As calls for more egalitarian and democratic research practices are becoming more widespread, the relevance of participatory research is manifested through emerging concepts such as research partnership, co-creation and co-production of knowledge. It also connects to the growing popularity of arts-based research methods. While the potential of participatory and arts-based methods has been discussed widely, not yet enough attention has been paid to decolonial perspectives in this context. As such, discussion on decolonising practices that draw on arts-based methods is not a recent phenomenon – consider, for example, the iconic works of Ngũgĩ wa Thiong’o (1981) on the role of the arts in decolonising the mind. However, the term ‘decolonise’ has later become a widely used term in Western academia, one that too often serves as a metaphor instead of contributing to concrete practices of decolonisation (Tuck & Yang 2012; Tuhiwai-Smith 1999). Premised on the necessity to challenge the ways in which colonial power relations and Eurocentric knowledges are (re)produced in Western epistemologies, this panel explores whether and how it is possible to use arts-based methods for creating more egalitarian and democratic practices in participatory research. In discussing both the transformative potential and limitations of arts-based methods, it asks: What can arts-based methods contribute to decolonising participatory research, its processes and practices? How can arts-based methods, for example, lower hierarchies, foster pluralism, increase multivocality, and facilitate dialogue? What kinds of tensions and challenges may arise when using arts-based methods in participatory research, and how can they be addressed? We invite both theoretical and empirical contributions across the disciplines. The panel is part of an ongoing book project, an edited volume to be offered to Routledge. Priority will be given to those participants, who will be able to present a full draft paper (max. 8,000 words). Abstracts (max. 300 words) should be emailed to both panel chairs.
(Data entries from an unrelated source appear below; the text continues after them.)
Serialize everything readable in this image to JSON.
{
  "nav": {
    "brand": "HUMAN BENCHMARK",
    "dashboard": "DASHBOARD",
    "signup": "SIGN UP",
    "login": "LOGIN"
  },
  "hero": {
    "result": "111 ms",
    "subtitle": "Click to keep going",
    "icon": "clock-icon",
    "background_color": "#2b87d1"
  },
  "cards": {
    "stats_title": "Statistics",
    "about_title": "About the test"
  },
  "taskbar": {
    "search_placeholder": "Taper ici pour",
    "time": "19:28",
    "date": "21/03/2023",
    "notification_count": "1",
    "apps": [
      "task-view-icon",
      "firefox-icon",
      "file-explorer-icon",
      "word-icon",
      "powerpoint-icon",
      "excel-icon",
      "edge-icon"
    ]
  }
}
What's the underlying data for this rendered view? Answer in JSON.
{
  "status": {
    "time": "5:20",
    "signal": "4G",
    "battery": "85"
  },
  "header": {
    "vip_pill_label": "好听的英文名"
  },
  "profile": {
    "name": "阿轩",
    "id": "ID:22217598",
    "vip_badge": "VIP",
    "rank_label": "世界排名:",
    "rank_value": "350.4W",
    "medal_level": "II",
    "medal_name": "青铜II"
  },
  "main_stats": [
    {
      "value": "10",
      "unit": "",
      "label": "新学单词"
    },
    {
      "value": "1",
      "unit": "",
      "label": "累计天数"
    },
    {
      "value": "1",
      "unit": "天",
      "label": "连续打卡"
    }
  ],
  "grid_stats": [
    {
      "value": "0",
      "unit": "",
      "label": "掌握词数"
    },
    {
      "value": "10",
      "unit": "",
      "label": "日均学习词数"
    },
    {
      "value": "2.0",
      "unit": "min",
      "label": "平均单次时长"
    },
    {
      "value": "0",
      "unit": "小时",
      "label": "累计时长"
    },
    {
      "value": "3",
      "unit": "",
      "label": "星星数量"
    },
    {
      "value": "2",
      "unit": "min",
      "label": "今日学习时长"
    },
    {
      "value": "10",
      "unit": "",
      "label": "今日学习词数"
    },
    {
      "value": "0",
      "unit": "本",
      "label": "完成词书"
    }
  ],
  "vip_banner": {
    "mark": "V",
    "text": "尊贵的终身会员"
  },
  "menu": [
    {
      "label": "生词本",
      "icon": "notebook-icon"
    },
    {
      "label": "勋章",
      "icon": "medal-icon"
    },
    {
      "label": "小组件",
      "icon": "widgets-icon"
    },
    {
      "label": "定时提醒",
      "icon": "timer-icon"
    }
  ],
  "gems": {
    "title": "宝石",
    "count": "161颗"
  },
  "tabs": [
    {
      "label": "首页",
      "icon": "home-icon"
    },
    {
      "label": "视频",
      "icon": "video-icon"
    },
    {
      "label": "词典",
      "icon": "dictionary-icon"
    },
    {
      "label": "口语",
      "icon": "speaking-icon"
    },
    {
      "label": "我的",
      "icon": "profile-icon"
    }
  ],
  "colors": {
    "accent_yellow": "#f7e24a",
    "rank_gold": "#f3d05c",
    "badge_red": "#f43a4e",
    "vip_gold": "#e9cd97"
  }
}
Tiina Seppälä, University of Lapland, firstname.lastname@example.org
Melanie Sarantou, University of Lapland, email@example.com